It was that simple. Smialek said that Bias probably ingested the cocaine within minutes of his heart attack. He explained that the cocaine somehow interrupted the electrical activity in Bias's brain, causing his heart to beat irregularly.
"Within seconds after that," Smialek said, "the heart would have been unable to pump adequate oxygen to the brain. Following that, there would have been seizures . . . and cardiac arrest."
Smialek's findings were reported to Arthur A. Marshall Jr., the state's attorney for Prince George's County. And now, the focus will shift to a grand jury that will begin investigating next week. Marshall said he wants to find out "who brought them (drugs) in." He said it is possible those responsible will be charged with manslaughter.
According to Marshall, the investigation will center not only on Bias's death, but on the broader subject of drug use and University of Maryland athletes.
In so doing, the investigation will touch many lives:
* David Gregg and Terry Long, two Maryland basketball players who reportedly were with Bias when he suffered the fatal attack last Thursday morning. There are reports that Bias's dormitory room had been sanitized before an ambulance was called. There also were reports that it might have been a half-hour between the time Bias suffered his attack and the calling of the ambulance.
* Brian Tribble, a former junior varsity basketball player at Maryland who is described as a longtime friend of Bias. There are reports that Tribble also was with Bias when the seizures hit. There are other reports that Tribble and Bias were seen in Northeast Washington on Bias's last night, in an area known for drug activity.
* Lefty Driesell, the Maryland coach. He gathered his players at his home in the hours following Bias's death. There is a report that according to reserve center Phil Nevin, Driesell discussed with them "what should be publicized and what shouldn't be publicized."
"Mr. Driesell thinks it's his responsibility to his student-athletes to tell them not to be overly cooperative . . . I don't think that's his job," Marshall said Monday.
In addition, Driesell is under fire for his team's academic standing. Wendy Whittemore, the basketball team's academic counselor, resigned yesterday, The Washington Post reported. It also was revealed that five of the 12 basketball players - including Bias - flunked out of school last semester.
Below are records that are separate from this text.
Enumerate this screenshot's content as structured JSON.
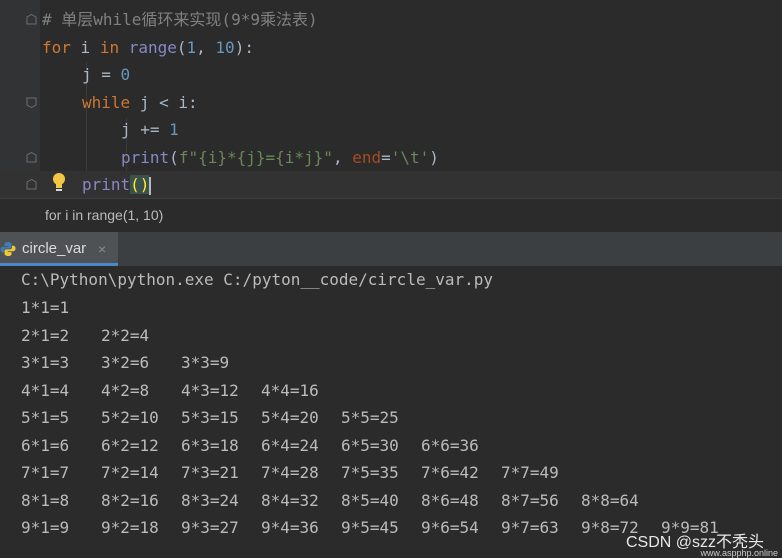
{
  "editor": {
    "lines": {
      "comment": "# 单层while循环来实现(9*9乘法表)",
      "l2_kw_for": "for",
      "l2_var": " i ",
      "l2_kw_in": "in",
      "l2_fn_range": " range",
      "l2_open": "(",
      "l2_n1": "1",
      "l2_sep": ", ",
      "l2_n2": "10",
      "l2_close": "):",
      "l3_text": "j = ",
      "l3_num": "0",
      "l4_kw": "while",
      "l4_text": " j < i:",
      "l5_text": "j += ",
      "l5_num": "1",
      "l6_fn": "print",
      "l6_open": "(",
      "l6_fstr": "f\"{i}*{j}={i*j}\"",
      "l6_sep": ", ",
      "l6_kw": "end",
      "l6_eq": "=",
      "l6_str": "'\\t'",
      "l6_close": ")",
      "l7_fn": "print",
      "l7_parens": "()"
    }
  },
  "breadcrumb": {
    "text": "for i in range(1, 10)"
  },
  "run_tab": {
    "label": "circle_var",
    "close_symbol": "×"
  },
  "console": {
    "command": "C:\\Python\\python.exe C:/pyton__code/circle_var.py",
    "rows": [
      [
        "1*1=1"
      ],
      [
        "2*1=2",
        "2*2=4"
      ],
      [
        "3*1=3",
        "3*2=6",
        "3*3=9"
      ],
      [
        "4*1=4",
        "4*2=8",
        "4*3=12",
        "4*4=16"
      ],
      [
        "5*1=5",
        "5*2=10",
        "5*3=15",
        "5*4=20",
        "5*5=25"
      ],
      [
        "6*1=6",
        "6*2=12",
        "6*3=18",
        "6*4=24",
        "6*5=30",
        "6*6=36"
      ],
      [
        "7*1=7",
        "7*2=14",
        "7*3=21",
        "7*4=28",
        "7*5=35",
        "7*6=42",
        "7*7=49"
      ],
      [
        "8*1=8",
        "8*2=16",
        "8*3=24",
        "8*4=32",
        "8*5=40",
        "8*6=48",
        "8*7=56",
        "8*8=64"
      ],
      [
        "9*1=9",
        "9*2=18",
        "9*3=27",
        "9*4=36",
        "9*5=45",
        "9*6=54",
        "9*7=63",
        "9*8=72",
        "9*9=81"
      ]
    ]
  },
  "watermark": {
    "text": "CSDN @szz不秃头",
    "sub": "www.aspphp.online"
  },
  "colors": {
    "keyword": "#cc7832",
    "number": "#6897bb",
    "string": "#6a8759",
    "builtin": "#8888c6",
    "comment": "#808080"
  }
}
Whittemore described the team's grades this past year as "D-plus to C- minus." She said that players missed between 35 and 40 percent of classes during the season. On her resignation, Whittemore said: "It comes down to philosophical differences, and being unable to effect changes in the athletic department."
Meanwhile, Driesell is expected to testify before the grand jury investigating Bias's death. Marshall said yesterday he would try to avoid having the grand jury question the teammates who were with Bias when he died,
because such testimony automatically provides immunity from prosecution.
"I would prefer not having anybody having any complicity in the death of Len Bias having any sort of immunity," Marshall said.
Marshall also repeated the autopsy findings, that "nothing but cocaine killed him. The reason he died was cocaine."
The medical examiner's original schedule called for a report to be issued between seven and 10 days after Bias's death. Instead, the report was ready yesterday, five days after. The findings answered some questions and left others open.
For instance, Smialek said there was no evidence that Bias had used cocaine previously, but that he was not sure. One evidence of previous use would have been a change in Bias's mucous membranes.
"I did not find that in Mr. Bias," Smialek said.
Smialek said he could not determine how much cocaine Bias had used, but said he would not call it an overdose. He also said Bias was very healthy, with no signs of heart disease. That finding contradicted earlier reports that doctors had found massive damage in Bias's heart.
"Len Bias had a large heart, but that was not unexpected considering his superb athletic condition," Smialek said.
The medical examiner said there was no evidence that Bias was allergic to cocaine, but that he showed a sensitivity to the drug. He said the blood cocaine level was 6.5 milligrams per liter, which was about average for the 16 deaths from cocaine use in Maryland in the last three years.
"This particular concentration might not have killed another individual," Smialek said. "On the other hand, some might have been killed by lesser concentrations."
There was no evidence of alcohol or other drugs in Bias's system, Smialek said.
Smialek listed the manner of death as undetermined, indicating that the grand jury would ultimately make that decision. And last night - in the only statement made by any University of Maryland personnel - chancellor John B. Slaughter said the university would cooperate fully with the investigation.
"We want to get to the heart of what happens to crush out the life of this young man at his very prime," Slaughter said. He said that the university has attempted to educate its students "about the evils of drug abuse," but that it is "impossible to control the private behavior or conduct of every single student of a university campus."
At the same time, the commissioner for the state Board of Higher Education said he has asked the university's Board of Regents to appoint a commission to determine if there is a drug problem on the College Park campus.